Fix Bad Posture and Increase Athletic Performance

STACK Expert Stephen Gamma explains how posture provides information for athletic movement assessment—and offers a case study.

Strength coaches and personal trainers constantly evaluate training sessions in the weight room and athletic performance on the field. We strive to see our athletes achieve explosive power and speed while maintaining constant control of their bodies. When they fall short, we often overlook one key component: posture.

By simply observing the way an athlete sits and stands, you can gather an incredible amount of information to assess movement quality. But how should you assess posture, and what sort of corrective exercises should you prescribe to correct it? Simple observation and palpation skills (a method of using the hands to feel muscle tissue, bones, etc. during a physical exam) are not reliable.

My approach is to compare quantitative data with previously established values or "cut-off points" for the general population in the Functional Movement Screen. This reduces personal bias and improves reliability.

Case Study

Simple Movements for Advanced Training

Subject: 25-year old professional baseball catcher; no current injuries.

Competitive Level: Independent League

Complaints: Player felt a decrease in flexibility and strength during the season. It became difficult to run as fast and move behind the plate, and he noticed a decreased in swing power.

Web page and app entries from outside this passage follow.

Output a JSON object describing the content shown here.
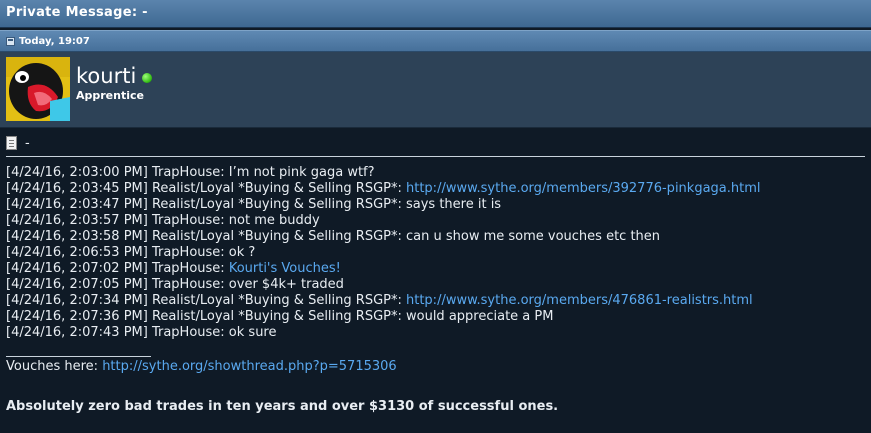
{
  "header": {
    "title": "Private Message: -"
  },
  "date_bar": {
    "icon": "post-icon",
    "label": "Today, 19:07"
  },
  "user": {
    "username": "kourti",
    "rank": "Apprentice",
    "status_color": "#2fb80f"
  },
  "message": {
    "title": "-",
    "lines": [
      {
        "prefix": "[4/24/16, 2:03:00 PM] TrapHouse: I’m not pink gaga wtf?",
        "link": ""
      },
      {
        "prefix": "[4/24/16, 2:03:45 PM] Realist/Loyal *Buying & Selling RSGP*: ",
        "link": "http://www.sythe.org/members/392776-pinkgaga.html"
      },
      {
        "prefix": "[4/24/16, 2:03:47 PM] Realist/Loyal *Buying & Selling RSGP*: says there it is",
        "link": ""
      },
      {
        "prefix": "[4/24/16, 2:03:57 PM] TrapHouse: not me buddy",
        "link": ""
      },
      {
        "prefix": "[4/24/16, 2:03:58 PM] Realist/Loyal *Buying & Selling RSGP*: can u show me some vouches etc then",
        "link": ""
      },
      {
        "prefix": "[4/24/16, 2:06:53 PM] TrapHouse: ok ?",
        "link": ""
      },
      {
        "prefix": "[4/24/16, 2:07:02 PM] TrapHouse: ",
        "link": "Kourti's Vouches!"
      },
      {
        "prefix": "[4/24/16, 2:07:05 PM] TrapHouse: over $4k+ traded",
        "link": ""
      },
      {
        "prefix": "[4/24/16, 2:07:34 PM] Realist/Loyal *Buying & Selling RSGP*: ",
        "link": "http://www.sythe.org/members/476861-realistrs.html"
      },
      {
        "prefix": "[4/24/16, 2:07:36 PM] Realist/Loyal *Buying & Selling RSGP*: would appreciate a PM",
        "link": ""
      },
      {
        "prefix": "[4/24/16, 2:07:43 PM] TrapHouse: ok sure",
        "link": ""
      }
    ]
  },
  "signature": {
    "vouches_label": "Vouches here: ",
    "vouches_link": "http://sythe.org/showthread.php?p=5715306",
    "bold_text": "Absolutely zero bad trades in ten years and over $3130 of successful ones."
  },
  "colors": {
    "link": "#5aa9f0",
    "background": "#0f1a26",
    "header": "#4a74a0"
  }
}
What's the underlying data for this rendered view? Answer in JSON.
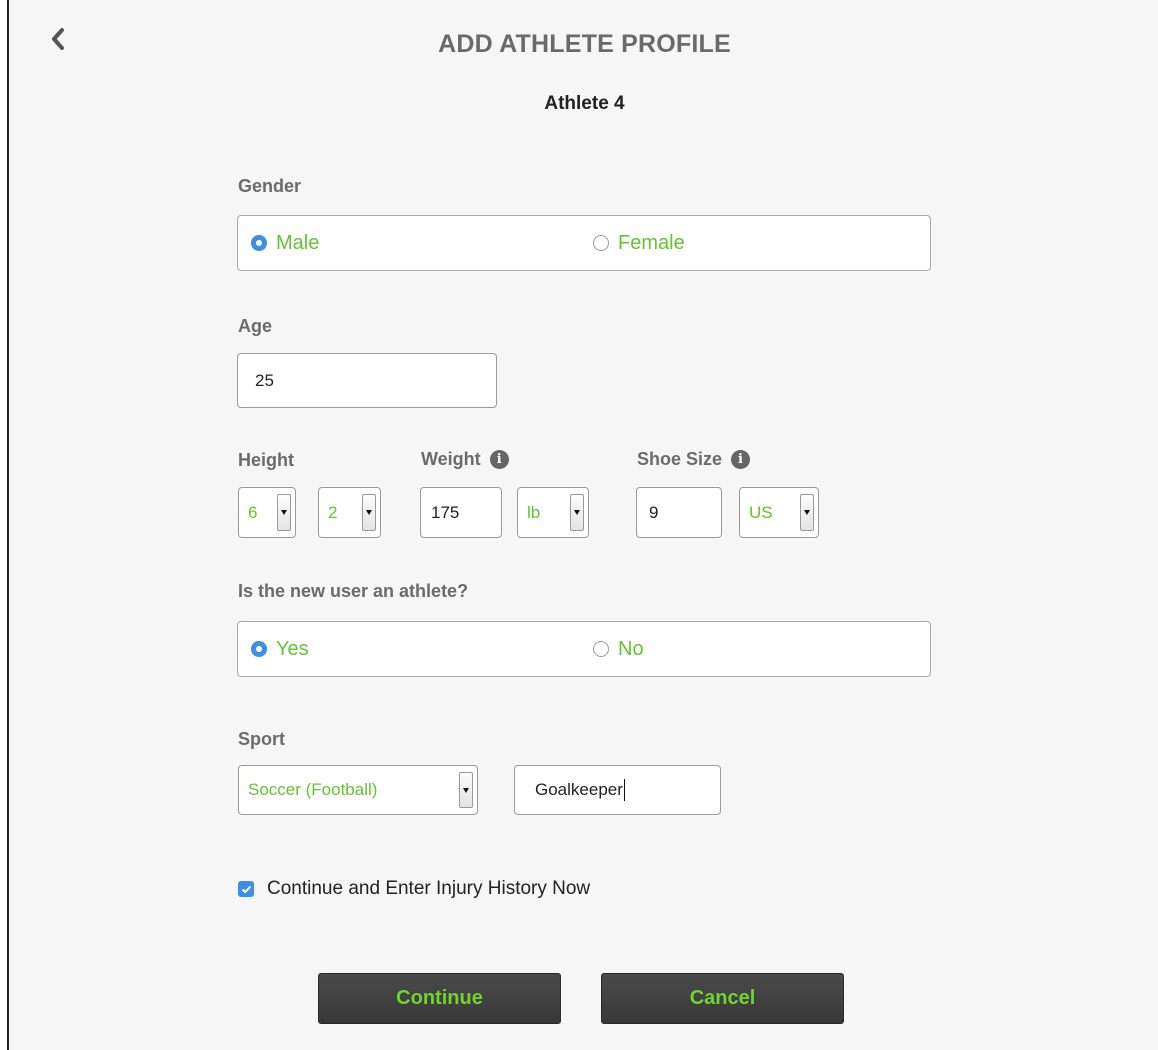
{
  "header": {
    "title": "ADD ATHLETE PROFILE",
    "subtitle": "Athlete 4",
    "back_icon": "chevron-left-icon"
  },
  "gender": {
    "label": "Gender",
    "options": [
      {
        "label": "Male",
        "selected": true
      },
      {
        "label": "Female",
        "selected": false
      }
    ]
  },
  "age": {
    "label": "Age",
    "value": "25"
  },
  "height": {
    "label": "Height",
    "feet": "6",
    "inches": "2"
  },
  "weight": {
    "label": "Weight",
    "value": "175",
    "unit": "lb",
    "info_icon": "info-icon"
  },
  "shoe_size": {
    "label": "Shoe Size",
    "value": "9",
    "unit": "US",
    "info_icon": "info-icon"
  },
  "is_athlete": {
    "label": "Is the new user an athlete?",
    "options": [
      {
        "label": "Yes",
        "selected": true
      },
      {
        "label": "No",
        "selected": false
      }
    ]
  },
  "sport": {
    "label": "Sport",
    "selected": "Soccer (Football)",
    "position": "Goalkeeper"
  },
  "injury_checkbox": {
    "label": "Continue and Enter Injury History Now",
    "checked": true
  },
  "actions": {
    "continue_label": "Continue",
    "cancel_label": "Cancel"
  },
  "colors": {
    "accent_green": "#63c431",
    "radio_blue": "#3d8fe6",
    "button_bg": "#404040"
  }
}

Testing Methods: Acquired baseline information using the Functional Movement Screen. Next, I ran the athlete through a postural assessment, performing a series of stretches accordingly. Then he was re-tested with the Functional Movement Screen as a post-test.

Results: Pre-test results from the Functional Movement Screen were 12/21*: The postural assessment illustrated, among other areas, an anterior innominate rotation (forwardly rotated pelvis) on the right side; cervical (neck) flexion; rounded shoulders; and reduced thoracic extension. Post-stretching treatment resulted in a post-test Functional Movement Screen of 16/21. Most notably, there was an improvement in pelvic control during the trunk stability Push-Up, and the athlete was able to maintain the inline lunge within the sagittal plane.

*Researchers have established a general cut-off score of 14 for a Functional Movement Screen. Those who score below 14 are four times as likely to suffer a non-contact injury.

Here is what the movement preparation exercises might look like:

  • Foam Rolling: Full body, 5-8 minutes (tissue maintenance and improved blood flow)
  • Hurdle Walks: Forward and Reverse (hip mobility)
  • Trunk Twist and Arm Raise: Try these two movements by reaching and twisting to the side of least resistance for 3 sets of 30 seconds.

RELATED: Trunk Twist and Arm Raise for Improved Flexibility

From these results, we can safely assume that if our athletes are in optimal position before we load them with weight, the quality of their movement will improve and so may their performance.

Photo Credit: Getty Images // Thinkstock